After using some tools he created to pull PII, he found only two of the computers had been properly erased. Only three of the electronics were encrypted. He was able to pull SSNs, credit card numbers, driver’s license numbers, and dates of birth. The message was clear, consumers need to be very careful about who they’re donating their used electronics to and insist on getting a certificate of destruction.
Some Companies Are Shredding Hard Drives Out of Precaution
On the other end of the spectrum are companies that are destroying their computers and drives to ensure data is irretrievable. While it’s certain that chopping up hard drives into tiny pieces will prevent the loss, it can be overkill. If a hard drive is only a few years old, it still has years of use. Wiping data is just as effective, and it helps schools and non-profit organizations who can’t afford brand-new computers. Items can be refurbished and donated or sold at steep discounts.
Before you decide that shredding is the only option, take the time to discuss the best options with an expert in data sanitization and refurbishing. You might find your items have value, and you can recover some of that value. ERI helped one Fortune 500 company recover a third of the cost of a data center decommissioning by remarketing usable items after data destruction. What couldn’t be remarketed was destroyed and recycled.
How do companies like ERI destroy data without shredding the hard drives? There are several options.
Factory Reset – Most people think a simple factory reset is enough. It removes pathways to files that are on existing hard drives. While this is the measure many homeowners use, it’s not enough. Someone with the right expertise can restore those pathways to get the data from the hard drive. If a company offers to do factory resets, demand another option.
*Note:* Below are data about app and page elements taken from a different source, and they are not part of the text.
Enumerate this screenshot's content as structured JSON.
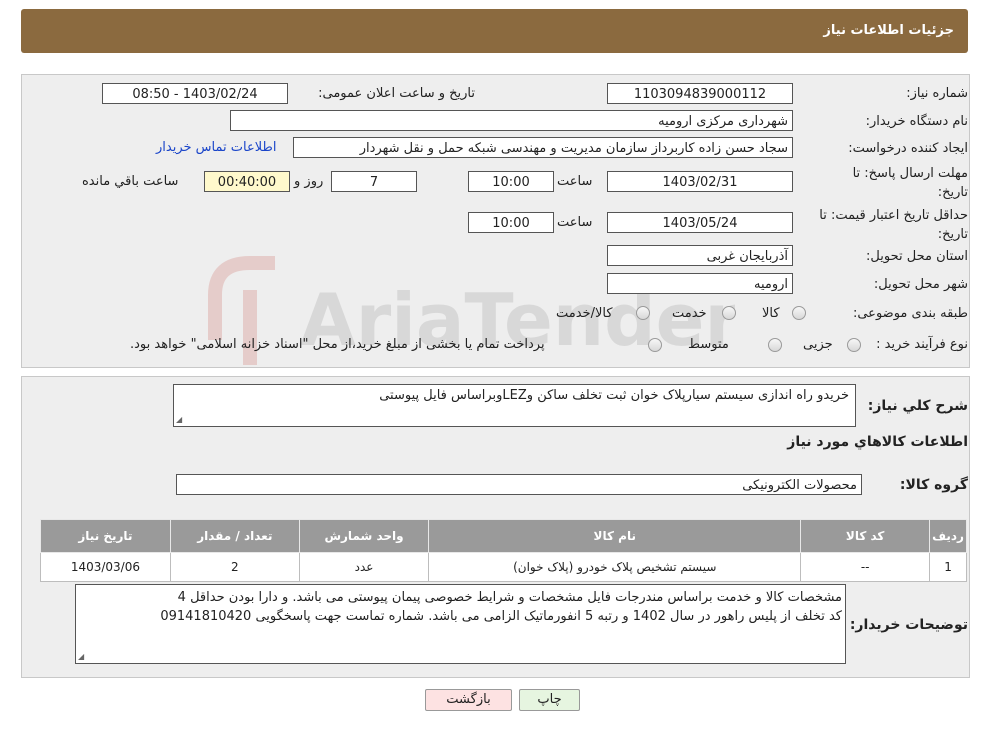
{
  "header": {
    "title": "جزئیات اطلاعات نیاز"
  },
  "form": {
    "need_number": {
      "label": "شماره نیاز:",
      "value": "1103094839000112"
    },
    "announce": {
      "label": "تاریخ و ساعت اعلان عمومی:",
      "value": "1403/02/24 - 08:50"
    },
    "buyer": {
      "label": "نام دستگاه خریدار:",
      "value": "شهرداری مرکزی ارومیه"
    },
    "creator": {
      "label": "ایجاد کننده درخواست:",
      "value": "سجاد حسن زاده کاربرداز سازمان مدیریت و مهندسی شبکه حمل و نقل شهردار",
      "link": "اطلاعات تماس خریدار"
    },
    "deadline": {
      "label": "مهلت ارسال پاسخ: تا تاریخ:",
      "date": "1403/02/31",
      "time_label": "ساعت",
      "time": "10:00",
      "days": "7",
      "days_label": "روز و",
      "remaining": "00:40:00",
      "remaining_label": "ساعت باقي مانده"
    },
    "validity": {
      "label": "حداقل تاریخ اعتبار قیمت: تا تاریخ:",
      "date": "1403/05/24",
      "time_label": "ساعت",
      "time": "10:00"
    },
    "province": {
      "label": "استان محل تحویل:",
      "value": "آذربایجان غربی"
    },
    "city": {
      "label": "شهر محل تحویل:",
      "value": "ارومیه"
    },
    "category": {
      "label": "طبقه بندی موضوعی:",
      "options": [
        "کالا",
        "خدمت",
        "کالا/خدمت"
      ]
    },
    "process": {
      "label": "نوع فرآیند خرید :",
      "options": [
        "جزیی",
        "متوسط"
      ],
      "note": "پرداخت تمام یا بخشی از مبلغ خرید،از محل \"اسناد خزانه اسلامی\" خواهد بود."
    }
  },
  "details": {
    "desc_label": "شرح کلي نياز:",
    "desc_value": "خریدو راه اندازی سیستم سیارپلاک خوان ثبت تخلف ساکن وLEZوبراساس فایل پیوستی",
    "goods_title": "اطلاعات کالاهاي مورد نياز",
    "group_label": "گروه کالا:",
    "group_value": "محصولات الکترونیکی",
    "table": {
      "headers": [
        "ردیف",
        "کد کالا",
        "نام کالا",
        "واحد شمارش",
        "تعداد / مقدار",
        "تاریخ نیاز"
      ],
      "rows": [
        [
          "1",
          "--",
          "سیستم تشخیص پلاک خودرو (پلاک خوان)",
          "عدد",
          "2",
          "1403/03/06"
        ]
      ]
    },
    "buyer_notes_label": "توضیحات خریدار:",
    "buyer_notes_line1": "مشخصات کالا و خدمت براساس مندرجات فایل مشخصات و شرایط خصوصی پیمان پیوستی می باشد. و دارا بودن حداقل 4",
    "buyer_notes_line2": "کد تخلف از پلیس راهور در سال 1402 و رتبه 5 انفورماتیک الزامی می باشد. شماره تماست جهت پاسخگویی 09141810420"
  },
  "buttons": {
    "print": "چاپ",
    "back": "بازگشت"
  },
  "watermark": {
    "text": "AriaTender.neT"
  },
  "colors": {
    "header": "#8b6a3f",
    "link": "#1a45c9",
    "back_button": "#fde2e2",
    "print_button": "#e6f5e0",
    "remaining_box": "#fff9cc"
  }
}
Degaussing – Degaussing is a method where powerful magnets destroy the magnetic field of a storage device. When the magnetic field is destroyed, the data is irretrievable. But, it only works on hard drives that use magnetic fields. It’s not a good option for an SSD.
Data Sanitization – Ideally, you want to have a company that performs data erasure following NIST 800-88 standards or better. It clears, purges, and destroys information on a hard drive or storage device, whether it’s HDD or SSD.
Choose ERI for Safe, Secure Hard Drive Destruction
Whether you own a business or are a consumer, you have choices when it comes to safe, responsible computer recycling. ERI is your partner in responsible electronics recycling.
Consumers can bring computers to Staples and Best Buy and know that they will be securely transported to ERI for hard drive destruction. Your private information is safe and destroyed following government standards. Not sure you like that option? You can purchase postage-paid secure boxes from ERI and ship them directly to one of our secure facilities for processing.
Do you have a lot of computers to recycle? We’ve all done it. Your laptop or computer is no longer of use, so you tuck it away in an attic, basement, or closet and forget about it until you’re out of room. Look into Best Buy’s pick-up recycling service where you can have an unlimited number of laptops and desktops, as well as two large appliances.
Businesses can hire our services and have us destroy data right in your building. If you’d rather have proof that data is destroyed before your computers are transported to one of our nine U.S. facilities, we’re happy to make those arrangements. You still get a certificate of destruction if your items come to one of our secure, guarded facilities. Nothing is sent overseas.
We also offer higher-level services if your organization or company requires enhanced, high security, or demilitarization services. Talk to our specialists to learn more about ERI’s hard drive destruction services.